REQUIRED WORK:
All of the data must be returned word for word.

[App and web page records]
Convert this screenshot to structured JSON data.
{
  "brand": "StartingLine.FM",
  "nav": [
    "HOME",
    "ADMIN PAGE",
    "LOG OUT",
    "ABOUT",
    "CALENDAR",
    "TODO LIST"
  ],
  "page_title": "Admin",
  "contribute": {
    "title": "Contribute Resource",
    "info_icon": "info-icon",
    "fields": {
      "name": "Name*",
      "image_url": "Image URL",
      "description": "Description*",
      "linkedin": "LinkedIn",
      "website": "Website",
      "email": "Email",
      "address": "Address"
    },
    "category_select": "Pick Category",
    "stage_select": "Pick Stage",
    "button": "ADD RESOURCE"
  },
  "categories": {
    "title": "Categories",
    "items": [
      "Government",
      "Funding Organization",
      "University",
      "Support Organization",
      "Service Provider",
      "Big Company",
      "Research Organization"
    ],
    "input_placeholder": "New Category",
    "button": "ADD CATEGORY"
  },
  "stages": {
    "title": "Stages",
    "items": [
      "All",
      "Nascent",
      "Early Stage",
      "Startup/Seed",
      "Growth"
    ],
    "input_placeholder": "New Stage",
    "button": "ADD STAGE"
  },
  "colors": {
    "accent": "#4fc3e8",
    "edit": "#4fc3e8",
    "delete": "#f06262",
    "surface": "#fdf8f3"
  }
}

WRITTEN RESPONSE:
Convert this screenshot to structured JSON data.
{
  "brand": "StartingLine.FM",
  "nav": [
    "HOME",
    "ADMIN PAGE",
    "LOG OUT",
    "ABOUT",
    "CALENDAR",
    "TODO LIST"
  ],
  "page_title": "Admin",
  "contribute": {
    "title": "Contribute Resource",
    "info_icon": "info-icon",
    "fields": {
      "name": "Name*",
      "image_url": "Image URL",
      "description": "Description*",
      "linkedin": "LinkedIn",
      "website": "Website",
      "email": "Email",
      "address": "Address"
    },
    "category_select": "Pick Category",
    "stage_select": "Pick Stage",
    "button": "ADD RESOURCE"
  },
  "categories": {
    "title": "Categories",
    "items": [
      "Government",
      "Funding Organization",
      "University",
      "Support Organization",
      "Service Provider",
      "Big Company",
      "Research Organization"
    ],
    "input_placeholder": "New Category",
    "button": "ADD CATEGORY"
  },
  "stages": {
    "title": "Stages",
    "items": [
      "All",
      "Nascent",
      "Early Stage",
      "Startup/Seed",
      "Growth"
    ],
    "input_placeholder": "New Stage",
    "button": "ADD STAGE"
  },
  "colors": {
    "accent": "#4fc3e8",
    "edit": "#4fc3e8",
    "delete": "#f06262",
    "surface": "#fdf8f3"
  }
}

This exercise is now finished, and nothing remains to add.